May Suffers Another Humiliation as Minister Quits Government Over Brexit Betrayal

Eustice
Getty Images

The UK farming minister quit the government over Theresa May’s Brexit Thursday, citing the forthcoming postponement of Britain’s departure from the European Union allowing Britain to be ‘dictated’ to by Brussels in the future.

George Eustice, a seasoned Brexit campaigner who even stood for election for UKIP in the 1990s before becoming a Conservative member of parliament and then junior minister tendered his resignation from the cabinet to the Prime Minister in a strongly worded letter Thursday. Saying he left the cabinet so he could speak freely on Brexit, unbound by responsibility to the government, Eustice said: “We must be ready to face down the European Union here and now.”

In the most damning passage of his letter, Eustice told the Prime Minister: “I have stuck with the Government through a series of undignified retreats. However I fear that developments this week will lead to a sequence of events culminating in the EU dictating the terms of any extension requested and the final humiliation of our country.”

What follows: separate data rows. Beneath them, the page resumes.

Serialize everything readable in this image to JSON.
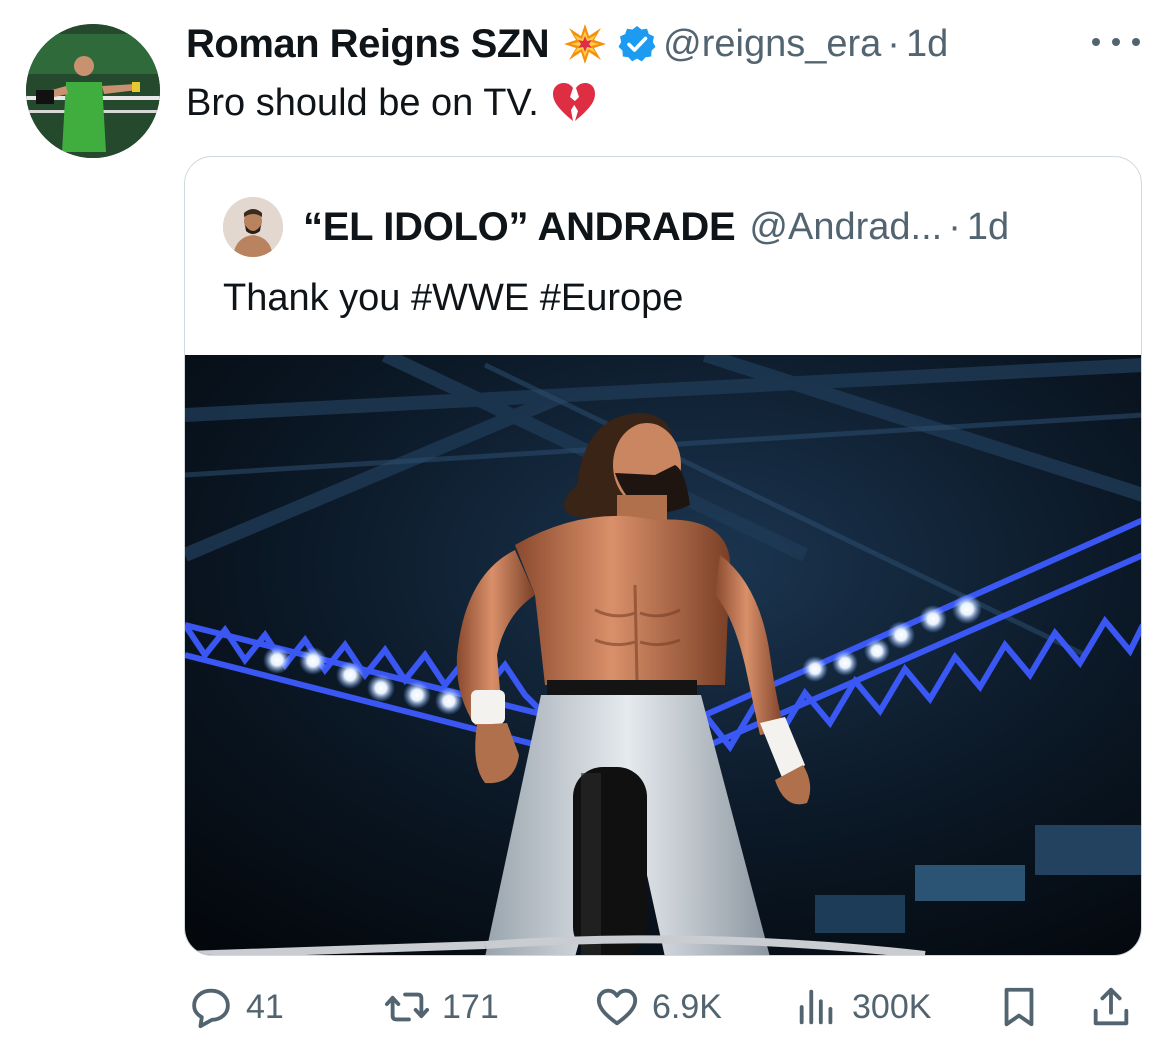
{
  "tweet": {
    "author_name": "Roman Reigns SZN",
    "author_handle": "@reigns_era",
    "separator": "·",
    "time": "1d",
    "text": "Bro should be on TV."
  },
  "quoted": {
    "author_name": "“EL IDOLO” ANDRADE",
    "author_handle": "@Andrad...",
    "separator": "·",
    "time": "1d",
    "text": "Thank you #WWE #Europe"
  },
  "stats": {
    "replies": "41",
    "reposts": "171",
    "likes": "6.9K",
    "views": "300K"
  },
  "icons": {
    "emoji_after_name": "collision-icon",
    "badge": "verified-icon",
    "emoji_after_text": "broken-heart-icon",
    "menu": "more-icon",
    "reply": "reply-icon",
    "repost": "repost-icon",
    "like": "heart-icon",
    "views": "views-icon",
    "bookmark": "bookmark-icon",
    "share": "share-icon"
  },
  "colors": {
    "text": "#0f1419",
    "secondary": "#536471",
    "verified": "#1d9bf0",
    "border": "#cfd9de"
  }
}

The Camborne MP has, until now, been loyal to the government. Reflecting this, he appeared to attack those former Conservative members of the house who went against their pledges in the 2017 referendum to join the pro-European Union Independent Group and campaign for a second referendum to override the positive result of the first, and the European Union which he said has been deliberately difficult.

Eustice continued: “I appreciate that you have been terribly undermined by those in Parliament who refuse to respect the referendum result… I do not believe the [European Commission] has behaved honourable during these negotiations. They have deliberately made progress slow and difficult.”

The Daily Telegraph reports Eustice becomes the 12th minister to resign from the government over Brexit so far.

The resignation and remarks come the week Theresa May announced the new schedule of votes on Brexit due to take place in March which makes Britain not leaving on the legally mandated March 29th date all but certain.

While Theresa May has given the house a free vote on whether to leave the European Union with no deal, the constitution of Parliament with its clear majority of remain-supporting MPs means this option will be rejected out of hand. The vote will be followed the next day by another on whether Brexit should be delayed, a clear route to cancelling Brexit altogether and one, unsurprisingly, supported by the majority of the house.

These positions of Britain’s elected representatives stand at odds with electors, however. Breitbart London reported in January on a Sky Data Poll which found a no dela Brexit the most popular leave option among the voting public.

Oliver JJ Lane is the editor of Breitbart London — Follow him on Twitter and Facebook

.

Please let us know if you're having issues with commenting.